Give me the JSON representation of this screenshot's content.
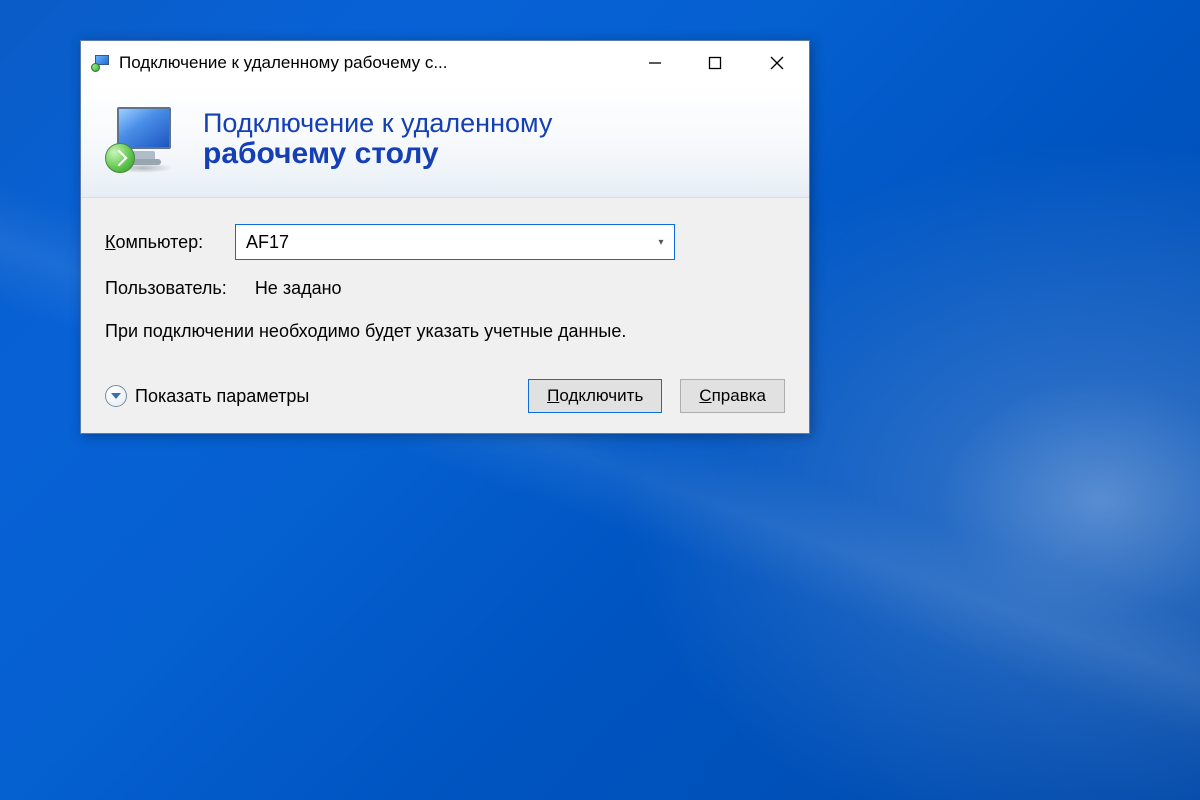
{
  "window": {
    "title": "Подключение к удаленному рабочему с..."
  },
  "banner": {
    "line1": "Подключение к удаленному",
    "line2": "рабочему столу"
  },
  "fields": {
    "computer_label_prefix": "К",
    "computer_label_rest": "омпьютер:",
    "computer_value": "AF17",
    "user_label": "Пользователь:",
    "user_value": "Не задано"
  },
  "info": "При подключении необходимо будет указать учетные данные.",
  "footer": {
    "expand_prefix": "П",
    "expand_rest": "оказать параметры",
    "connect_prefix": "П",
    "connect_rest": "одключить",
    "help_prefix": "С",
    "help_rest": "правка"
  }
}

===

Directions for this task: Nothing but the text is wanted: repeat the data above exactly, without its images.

Output for this task:
Give me the JSON representation of this screenshot's content.
{
  "window": {
    "title": "Подключение к удаленному рабочему с..."
  },
  "banner": {
    "line1": "Подключение к удаленному",
    "line2": "рабочему столу"
  },
  "fields": {
    "computer_label_prefix": "К",
    "computer_label_rest": "омпьютер:",
    "computer_value": "AF17",
    "user_label": "Пользователь:",
    "user_value": "Не задано"
  },
  "info": "При подключении необходимо будет указать учетные данные.",
  "footer": {
    "expand_prefix": "П",
    "expand_rest": "оказать параметры",
    "connect_prefix": "П",
    "connect_rest": "одключить",
    "help_prefix": "С",
    "help_rest": "правка"
  }
}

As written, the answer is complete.